What the task requires> From the entries below, copy every line that has the word "state".
(Dataset entries Opens)
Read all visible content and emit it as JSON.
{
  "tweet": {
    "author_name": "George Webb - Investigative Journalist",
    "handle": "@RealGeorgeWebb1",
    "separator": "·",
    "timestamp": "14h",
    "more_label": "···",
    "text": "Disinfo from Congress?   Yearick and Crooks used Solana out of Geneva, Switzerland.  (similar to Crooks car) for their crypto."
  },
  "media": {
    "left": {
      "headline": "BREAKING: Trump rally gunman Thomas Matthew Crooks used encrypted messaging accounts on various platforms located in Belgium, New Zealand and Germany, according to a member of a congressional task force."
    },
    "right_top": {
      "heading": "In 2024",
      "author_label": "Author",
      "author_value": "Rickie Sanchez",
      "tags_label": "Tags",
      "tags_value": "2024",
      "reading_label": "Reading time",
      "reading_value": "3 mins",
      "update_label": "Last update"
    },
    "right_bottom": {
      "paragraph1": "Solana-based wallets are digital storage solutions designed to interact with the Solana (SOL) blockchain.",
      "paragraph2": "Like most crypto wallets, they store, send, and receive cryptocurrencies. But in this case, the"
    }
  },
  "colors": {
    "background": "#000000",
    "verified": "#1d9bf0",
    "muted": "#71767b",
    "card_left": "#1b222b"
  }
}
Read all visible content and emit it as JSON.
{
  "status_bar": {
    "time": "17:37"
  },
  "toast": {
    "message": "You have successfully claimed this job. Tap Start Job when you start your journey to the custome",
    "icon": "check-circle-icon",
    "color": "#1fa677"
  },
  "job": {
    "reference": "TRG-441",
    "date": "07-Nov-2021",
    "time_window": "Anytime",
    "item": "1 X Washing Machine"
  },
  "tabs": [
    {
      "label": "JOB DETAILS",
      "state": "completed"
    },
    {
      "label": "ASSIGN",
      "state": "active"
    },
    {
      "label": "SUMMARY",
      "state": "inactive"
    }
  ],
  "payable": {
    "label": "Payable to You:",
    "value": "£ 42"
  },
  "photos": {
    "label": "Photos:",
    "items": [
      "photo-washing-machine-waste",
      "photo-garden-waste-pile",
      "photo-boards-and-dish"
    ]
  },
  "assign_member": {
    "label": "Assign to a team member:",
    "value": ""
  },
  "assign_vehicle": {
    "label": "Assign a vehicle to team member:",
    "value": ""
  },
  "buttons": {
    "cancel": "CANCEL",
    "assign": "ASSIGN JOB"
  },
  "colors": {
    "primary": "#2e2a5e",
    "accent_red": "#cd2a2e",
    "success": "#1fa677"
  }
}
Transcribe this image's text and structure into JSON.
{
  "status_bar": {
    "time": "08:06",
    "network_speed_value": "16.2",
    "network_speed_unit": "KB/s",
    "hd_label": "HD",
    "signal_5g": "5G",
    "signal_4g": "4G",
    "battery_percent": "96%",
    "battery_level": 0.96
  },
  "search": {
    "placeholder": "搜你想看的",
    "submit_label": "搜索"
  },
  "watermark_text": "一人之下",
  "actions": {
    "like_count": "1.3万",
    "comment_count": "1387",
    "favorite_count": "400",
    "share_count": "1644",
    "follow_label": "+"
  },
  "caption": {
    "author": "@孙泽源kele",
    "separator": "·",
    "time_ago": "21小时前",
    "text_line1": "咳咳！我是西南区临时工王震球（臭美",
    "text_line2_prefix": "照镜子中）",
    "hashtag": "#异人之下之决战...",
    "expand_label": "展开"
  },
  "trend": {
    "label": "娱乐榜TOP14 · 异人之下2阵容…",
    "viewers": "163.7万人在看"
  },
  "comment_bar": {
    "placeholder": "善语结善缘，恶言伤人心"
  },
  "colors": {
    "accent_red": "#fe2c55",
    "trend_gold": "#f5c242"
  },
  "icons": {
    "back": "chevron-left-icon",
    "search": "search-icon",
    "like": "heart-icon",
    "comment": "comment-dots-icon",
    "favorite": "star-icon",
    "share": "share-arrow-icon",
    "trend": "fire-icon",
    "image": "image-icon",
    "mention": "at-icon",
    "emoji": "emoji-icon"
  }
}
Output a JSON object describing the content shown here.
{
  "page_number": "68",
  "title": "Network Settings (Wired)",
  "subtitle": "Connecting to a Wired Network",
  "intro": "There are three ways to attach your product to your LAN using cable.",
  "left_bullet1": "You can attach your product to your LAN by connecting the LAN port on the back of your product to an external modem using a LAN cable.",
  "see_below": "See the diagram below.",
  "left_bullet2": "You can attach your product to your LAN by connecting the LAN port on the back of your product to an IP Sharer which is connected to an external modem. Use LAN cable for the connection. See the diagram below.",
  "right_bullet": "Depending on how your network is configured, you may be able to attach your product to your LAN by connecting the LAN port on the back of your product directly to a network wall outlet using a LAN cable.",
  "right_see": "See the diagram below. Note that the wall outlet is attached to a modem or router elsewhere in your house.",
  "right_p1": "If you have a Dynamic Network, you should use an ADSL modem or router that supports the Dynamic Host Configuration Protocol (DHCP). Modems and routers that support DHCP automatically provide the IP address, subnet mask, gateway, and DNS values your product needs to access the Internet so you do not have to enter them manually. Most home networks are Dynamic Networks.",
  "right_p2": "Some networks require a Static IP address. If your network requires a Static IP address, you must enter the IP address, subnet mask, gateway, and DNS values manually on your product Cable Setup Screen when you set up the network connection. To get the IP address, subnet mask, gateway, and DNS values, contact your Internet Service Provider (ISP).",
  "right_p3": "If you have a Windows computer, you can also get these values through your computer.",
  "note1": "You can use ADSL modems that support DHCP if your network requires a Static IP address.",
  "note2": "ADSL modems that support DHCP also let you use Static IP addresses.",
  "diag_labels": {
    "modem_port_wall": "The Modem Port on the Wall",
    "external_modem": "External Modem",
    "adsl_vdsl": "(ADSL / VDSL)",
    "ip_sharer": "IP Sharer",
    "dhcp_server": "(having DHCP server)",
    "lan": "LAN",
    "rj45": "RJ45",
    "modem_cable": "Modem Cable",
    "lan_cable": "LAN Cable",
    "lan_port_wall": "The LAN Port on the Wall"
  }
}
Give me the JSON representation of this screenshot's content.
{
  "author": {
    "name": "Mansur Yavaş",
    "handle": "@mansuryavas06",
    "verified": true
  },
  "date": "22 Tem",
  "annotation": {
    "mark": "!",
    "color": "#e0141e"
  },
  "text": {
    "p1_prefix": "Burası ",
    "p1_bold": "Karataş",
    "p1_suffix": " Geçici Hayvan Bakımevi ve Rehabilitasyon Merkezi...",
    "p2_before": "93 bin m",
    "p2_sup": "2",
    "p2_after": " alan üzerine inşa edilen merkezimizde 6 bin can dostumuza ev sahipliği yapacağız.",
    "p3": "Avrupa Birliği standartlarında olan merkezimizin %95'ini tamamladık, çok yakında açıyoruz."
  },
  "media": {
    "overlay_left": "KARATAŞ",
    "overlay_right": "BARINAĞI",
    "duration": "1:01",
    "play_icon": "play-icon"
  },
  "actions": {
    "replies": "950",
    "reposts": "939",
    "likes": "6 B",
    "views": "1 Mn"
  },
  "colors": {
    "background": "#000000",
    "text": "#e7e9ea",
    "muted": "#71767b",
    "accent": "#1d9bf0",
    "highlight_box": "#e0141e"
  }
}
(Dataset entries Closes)
Response box>
      "state": "completed"
      "state": "active"
      "state": "inactive"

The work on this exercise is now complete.